• What needs to be done: Scan the material for the word "chevron", and copy each line where it shows up.

+++ Exercise materials

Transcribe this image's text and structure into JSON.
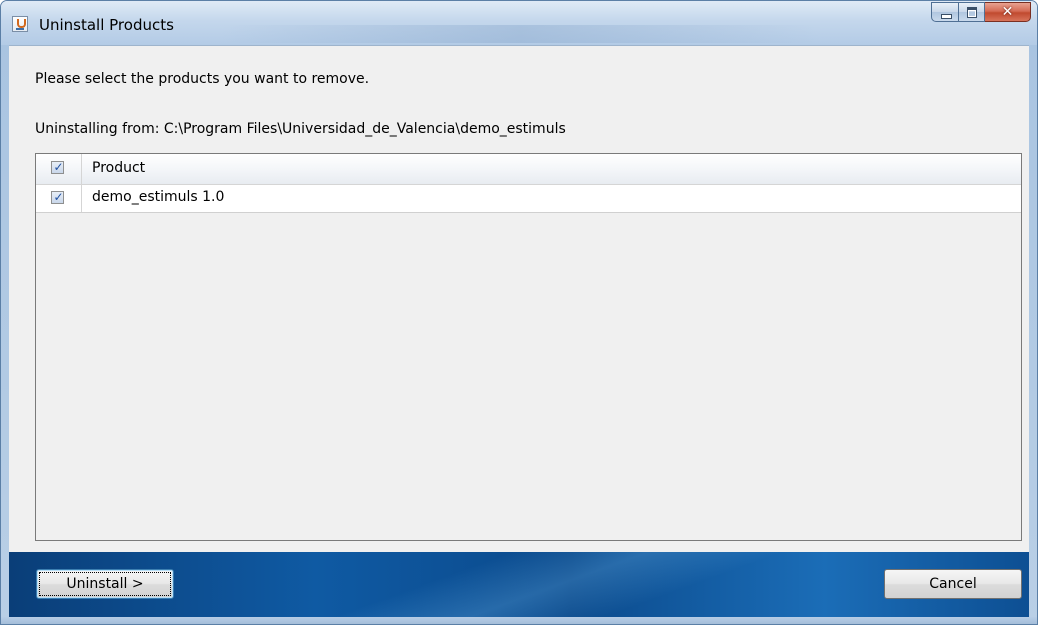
{
  "window": {
    "title": "Uninstall Products"
  },
  "content": {
    "instruction": "Please select the products you want to remove.",
    "location": "Uninstalling from: C:\\Program Files\\Universidad_de_Valencia\\demo_estimuls"
  },
  "table": {
    "header": {
      "product_label": "Product",
      "select_all_checked": true
    },
    "rows": [
      {
        "product": "demo_estimuls 1.0",
        "checked": true
      }
    ]
  },
  "buttons": {
    "uninstall_label": "Uninstall >",
    "cancel_label": "Cancel"
  },
  "icons": {
    "app": "java-installer-icon",
    "minimize": "minimize-icon",
    "maximize": "maximize-icon",
    "close": "close-icon",
    "check": "checkmark-icon"
  },
  "colors": {
    "footer_gradient_start": "#0a3e78",
    "footer_gradient_end": "#1b6db7",
    "close_button": "#c04a2f",
    "checkmark": "#1e4fa0"
  }
}
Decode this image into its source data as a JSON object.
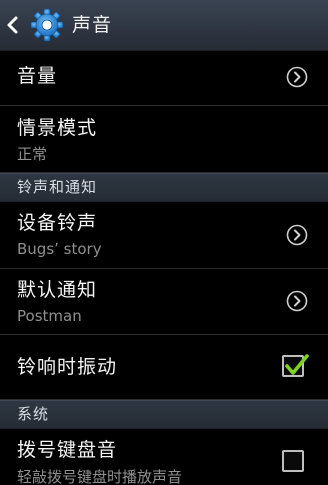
{
  "header": {
    "title": "声音",
    "back_icon": "back-chevron-icon",
    "app_icon": "settings-gear-icon"
  },
  "rows_top": [
    {
      "label": "音量",
      "trailing": "chevron-right-icon"
    },
    {
      "label": "情景模式",
      "subtitle": "正常"
    }
  ],
  "section_ringtones": {
    "title": "铃声和通知",
    "items": [
      {
        "label": "设备铃声",
        "subtitle": "Bugs’ story",
        "trailing": "chevron-right-icon"
      },
      {
        "label": "默认通知",
        "subtitle": "Postman",
        "trailing": "chevron-right-icon"
      },
      {
        "label": "铃响时振动",
        "checked": true
      }
    ]
  },
  "section_system": {
    "title": "系统",
    "items": [
      {
        "label": "拨号键盘音",
        "subtitle": "轻敲拨号键盘时播放声音",
        "checked": false
      }
    ]
  },
  "colors": {
    "accent_check": "#7ed321",
    "section_bg": "#2a323c",
    "secondary_text": "#8f8f8f"
  }
}
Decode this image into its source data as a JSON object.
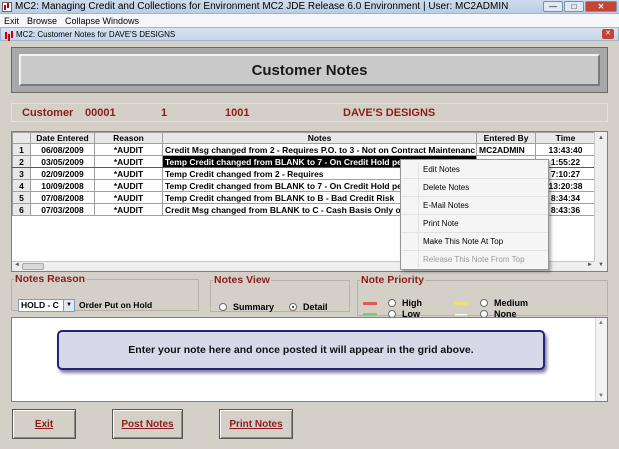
{
  "window": {
    "title": "MC2: Managing Credit and Collections for Environment MC2 JDE Release 6.0 Environment  |  User: MC2ADMIN",
    "minimize": "—",
    "maximize": "□",
    "close": "✕"
  },
  "menu": [
    "Exit",
    "Browse",
    "Collapse Windows"
  ],
  "child_window": {
    "title": "MC2: Customer Notes for DAVE'S DESIGNS",
    "close": "✕"
  },
  "header": {
    "title": "Customer Notes"
  },
  "customer": {
    "label": "Customer",
    "number": "00001",
    "field2": "1",
    "field3": "1001",
    "name": "DAVE'S DESIGNS"
  },
  "grid": {
    "columns": [
      "Date Entered",
      "Reason",
      "Notes",
      "Entered By",
      "Time"
    ],
    "rows": [
      {
        "n": "1",
        "date": "06/08/2009",
        "reason": "*AUDIT",
        "note": "Credit Msg changed from 2  - Requires P.O. to 3  - Not on Contract Maintenanc",
        "by": "MC2ADMIN",
        "time": "13:43:40"
      },
      {
        "n": "2",
        "date": "03/05/2009",
        "reason": "*AUDIT",
        "note": "Temp Credit changed from BLANK to 7  - On Credit Hold per",
        "by": "",
        "time": "1:55:22"
      },
      {
        "n": "3",
        "date": "02/09/2009",
        "reason": "*AUDIT",
        "note": "Temp Credit changed from 2  - Requires",
        "by": "",
        "time": "7:10:27"
      },
      {
        "n": "4",
        "date": "10/09/2008",
        "reason": "*AUDIT",
        "note": "Temp Credit changed from BLANK to 7  - On Credit Hold per",
        "by": "",
        "time": "13:20:38"
      },
      {
        "n": "5",
        "date": "07/08/2008",
        "reason": "*AUDIT",
        "note": "Temp Credit changed from BLANK to B  - Bad Credit Risk",
        "by": "",
        "time": "8:34:34"
      },
      {
        "n": "6",
        "date": "07/03/2008",
        "reason": "*AUDIT",
        "note": "Credit Msg changed from BLANK to C  - Cash Basis Only or C",
        "by": "",
        "time": "8:43:36"
      }
    ]
  },
  "context_menu": {
    "items": [
      "Edit Notes",
      "Delete Notes",
      "E-Mail Notes",
      "Print Note",
      "Make This Note At Top",
      "Release This Note From Top"
    ]
  },
  "notes_reason": {
    "legend": "Notes Reason",
    "code": "HOLD  - C",
    "description": "Order Put on Hold"
  },
  "notes_view": {
    "legend": "Notes View",
    "summary": "Summary",
    "detail": "Detail",
    "selected": "Detail"
  },
  "note_priority": {
    "legend": "Note Priority",
    "high": "High",
    "low": "Low",
    "medium": "Medium",
    "none": "None",
    "colors": {
      "high": "#e05a5a",
      "low": "#7acc7a",
      "medium": "#e8e070",
      "none": "#ffffff"
    }
  },
  "note_entry": {
    "hint": "Enter your note here and once posted it will appear in the grid above."
  },
  "buttons": {
    "exit": "Exit",
    "post": "Post Notes",
    "print": "Print Notes"
  }
}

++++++

• Result of the exercise:
    "back_icon": "back-chevron-icon",
      "trailing": "chevron-right-icon"
        "trailing": "chevron-right-icon"
        "trailing": "chevron-right-icon"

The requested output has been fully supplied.